The fact is that Microsoft has been bombarding media with ads to push the Xbox One S (most amusingly, recently in front of Twitch coverage of the PlayStation Experience 2016) because they’re in a bad position this year. Regardless of what you might think of mid-generational upgrades, the benefits of the PlayStation 4 Pro are tangible and on the market a full year before Microsoft’s answer to 4K gaming, Project Scorpio. Additionally, every time Phil Spencer is asked about the price of Project Scorpio, he always asserts that the system will deliver a premium gaming experience which will naturally come at a “premium price”, indicating that it may be more expensive than we expect for a current generation console. So while Microsoft is apparently poised to deliver a monstrous 6TF of gaming power in Q4 2017, that’s a full year away and gamers are buying systems today.

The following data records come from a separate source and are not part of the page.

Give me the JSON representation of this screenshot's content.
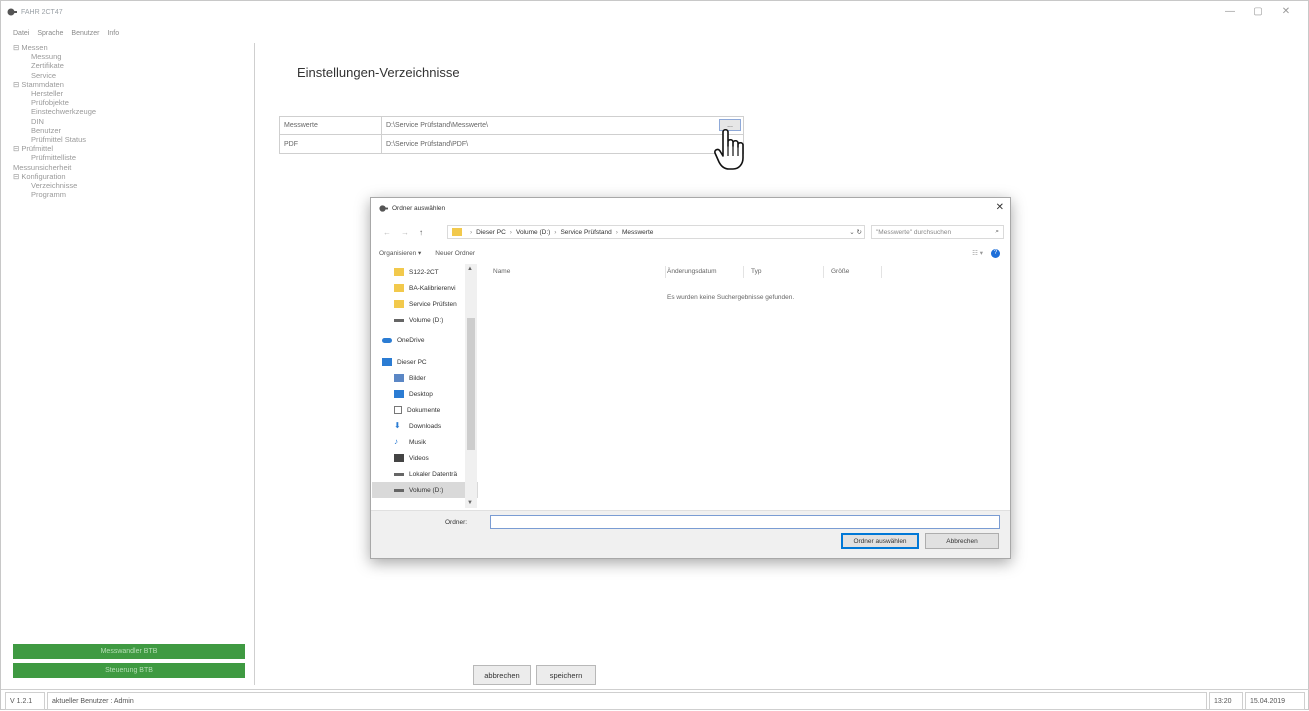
{
  "window": {
    "title": "FAHR 2CT47",
    "controls": [
      "—",
      "▢",
      "✕"
    ]
  },
  "menu": [
    "Datei",
    "Sprache",
    "Benutzer",
    "Info"
  ],
  "tree": [
    {
      "label": "⊟ Messen",
      "level": 0
    },
    {
      "label": "Messung",
      "level": 1
    },
    {
      "label": "Zertifikate",
      "level": 1
    },
    {
      "label": "Service",
      "level": 1
    },
    {
      "label": "⊟ Stammdaten",
      "level": 0
    },
    {
      "label": "Hersteller",
      "level": 1
    },
    {
      "label": "Prüfobjekte",
      "level": 1
    },
    {
      "label": "Einstechwerkzeuge",
      "level": 1
    },
    {
      "label": "DIN",
      "level": 1
    },
    {
      "label": "Benutzer",
      "level": 1
    },
    {
      "label": "Prüfmittel Status",
      "level": 1
    },
    {
      "label": "⊟ Prüfmittel",
      "level": 0
    },
    {
      "label": "Prüfmittelliste",
      "level": 1
    },
    {
      "label": "Messunsicherheit",
      "level": 0
    },
    {
      "label": "⊟ Konfiguration",
      "level": 0
    },
    {
      "label": "Verzeichnisse",
      "level": 1
    },
    {
      "label": "Programm",
      "level": 1
    }
  ],
  "green_buttons": [
    "Messwandler BTB",
    "Steuerung BTB"
  ],
  "main": {
    "title": "Einstellungen-Verzeichnisse",
    "rows": [
      {
        "label": "Messwerte",
        "value": "D:\\Service Prüfstand\\Messwerte\\"
      },
      {
        "label": "PDF",
        "value": "D:\\Service Prüfstand\\PDF\\"
      }
    ],
    "browse_label": "...",
    "cancel_label": "abbrechen",
    "save_label": "speichern"
  },
  "status": {
    "version": "V 1.2.1",
    "user": "aktueller Benutzer : Admin",
    "time": "13:20",
    "date": "15.04.2019"
  },
  "dialog": {
    "title": "Ordner auswählen",
    "close": "✕",
    "nav_back": "←",
    "nav_forward": "→",
    "nav_up": "↑",
    "path": [
      "Dieser PC",
      "Volume (D:)",
      "Service Prüfstand",
      "Messwerte"
    ],
    "path_controls": "⌄  ↻",
    "search_placeholder": "\"Messwerte\" durchsuchen",
    "organize": "Organisieren ▾",
    "new_folder": "Neuer Ordner",
    "view_icon": "☷ ▾",
    "help_icon": "?",
    "nav_items": [
      {
        "label": "S122-2CT",
        "icon": "folder-icon",
        "color": "#f2c94c"
      },
      {
        "label": "BA-Kalibrierenvi",
        "icon": "folder-icon",
        "color": "#f2c94c"
      },
      {
        "label": "Service Prüfsten",
        "icon": "folder-icon",
        "color": "#f2c94c"
      },
      {
        "label": "Volume (D:)",
        "icon": "drive-icon",
        "color": "#666666"
      },
      {
        "label": "OneDrive",
        "icon": "cloud-icon",
        "color": "#2b7cd3"
      },
      {
        "label": "Dieser PC",
        "icon": "pc-icon",
        "color": "#2b7cd3"
      },
      {
        "label": "Bilder",
        "icon": "pictures-icon",
        "color": "#5b87c5"
      },
      {
        "label": "Desktop",
        "icon": "desktop-icon",
        "color": "#2b7cd3"
      },
      {
        "label": "Dokumente",
        "icon": "documents-icon",
        "color": "#777777"
      },
      {
        "label": "Downloads",
        "icon": "download-icon",
        "color": "#2b7cd3"
      },
      {
        "label": "Musik",
        "icon": "music-icon",
        "color": "#2b7cd3"
      },
      {
        "label": "Videos",
        "icon": "video-icon",
        "color": "#444444"
      },
      {
        "label": "Lokaler Datenträ",
        "icon": "drive-icon",
        "color": "#666666"
      },
      {
        "label": "Volume (D:)",
        "icon": "drive-icon",
        "color": "#666666",
        "selected": true
      }
    ],
    "columns": [
      "Name",
      "Änderungsdatum",
      "Typ",
      "Größe"
    ],
    "empty_message": "Es wurden keine Suchergebnisse gefunden.",
    "folder_label": "Ordner:",
    "folder_value": "",
    "select_label": "Ordner auswählen",
    "cancel_label": "Abbrechen"
  }
}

Enter Chet and kindly Dolores, to save the day with Madden NFL ’17 playing on the Xbox One S in “4K Ultra HD Resolution”, but no… they don’t say that Madden is in 4K Ultra HD Resolution, just that the Xbox One S has 4K Ultra HD Resolution. Tellingly, even the voiceover at the end of the ad describes the Xbox One S as “the ultimate games and 4K entertainment system” (emphasis mine). That’s a calculated move, made to show a clear differentiation between 4K entertainment and Xbox One games, without drawing attention to that fact while you do so. So while the statement itself may not be false, in the context of Chet and Dolores playing Madden NFL ’17 on the Xbox One S and talking about “4K Ultra HD Resolution”, the message is clearly misleading.

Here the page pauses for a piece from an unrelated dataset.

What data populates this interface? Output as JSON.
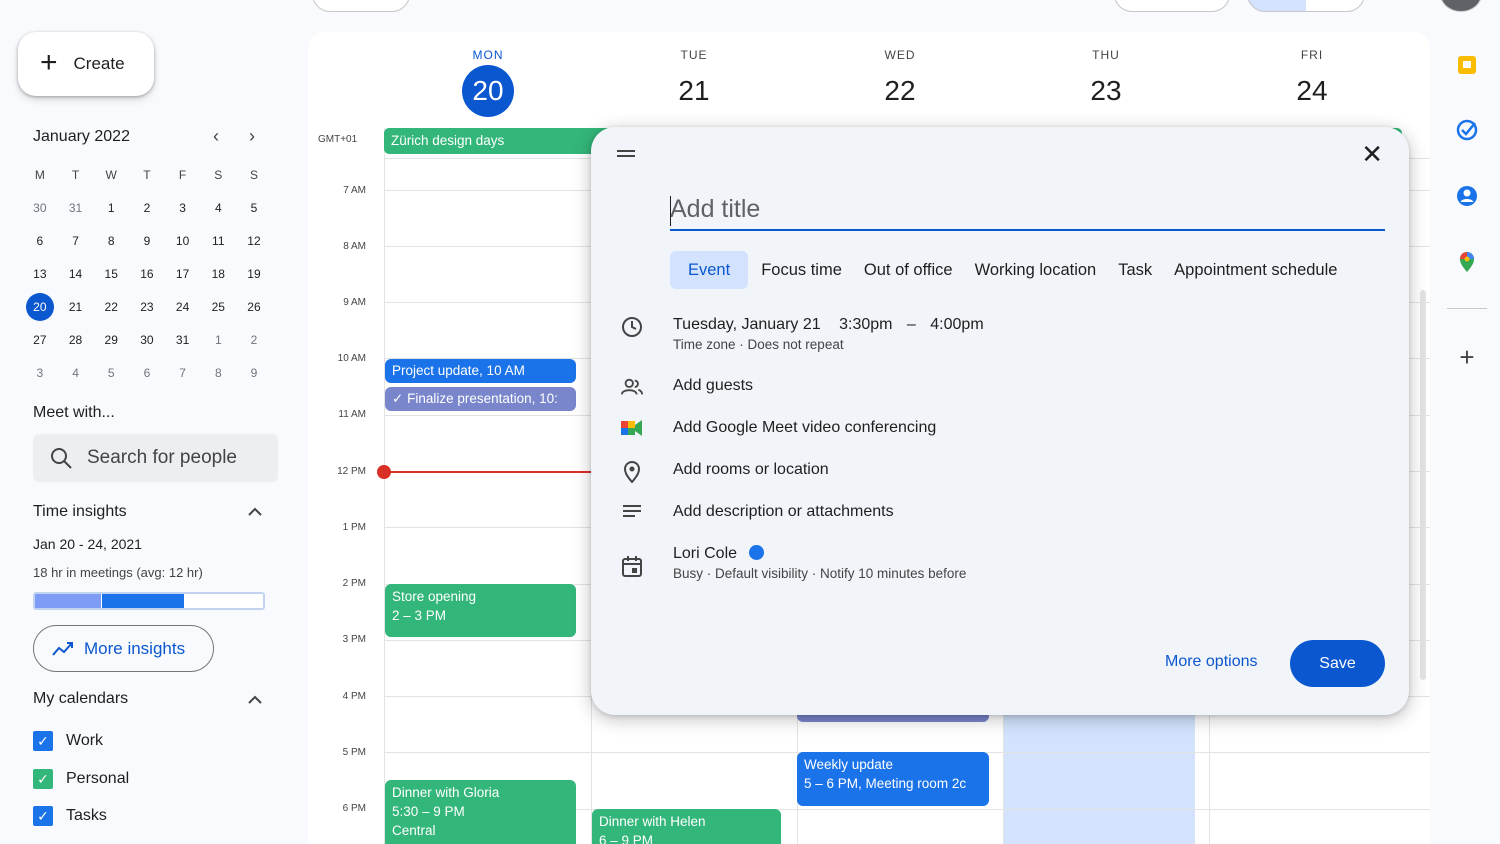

So the question is, are you to blame for thinking that Madden NFL ’17 plays in 4K Ultra HD Resolution? Or are Microsoft to blame for creating the context that might have made you think so?
UPDATE: What’s worse, the original video that used to be at this link has been made private, and re-uploaded on Dec 11th, removing all of the negative comments and down votes on the original video. While the original video had thousands of views and negative comments, at the time of this writing, it only has 26 views and one down vote. Mine. Not that I have anything against the Xbox One S, which is a fine piece of gaming hardware, just something against this ad in particular and the motivation behind it. I reached out to Microsoft’s “Major Nelson” Larry Hyrb on December 11th and again today for comment, but neither Microsoft nor Hyrb responded at the time of publishing.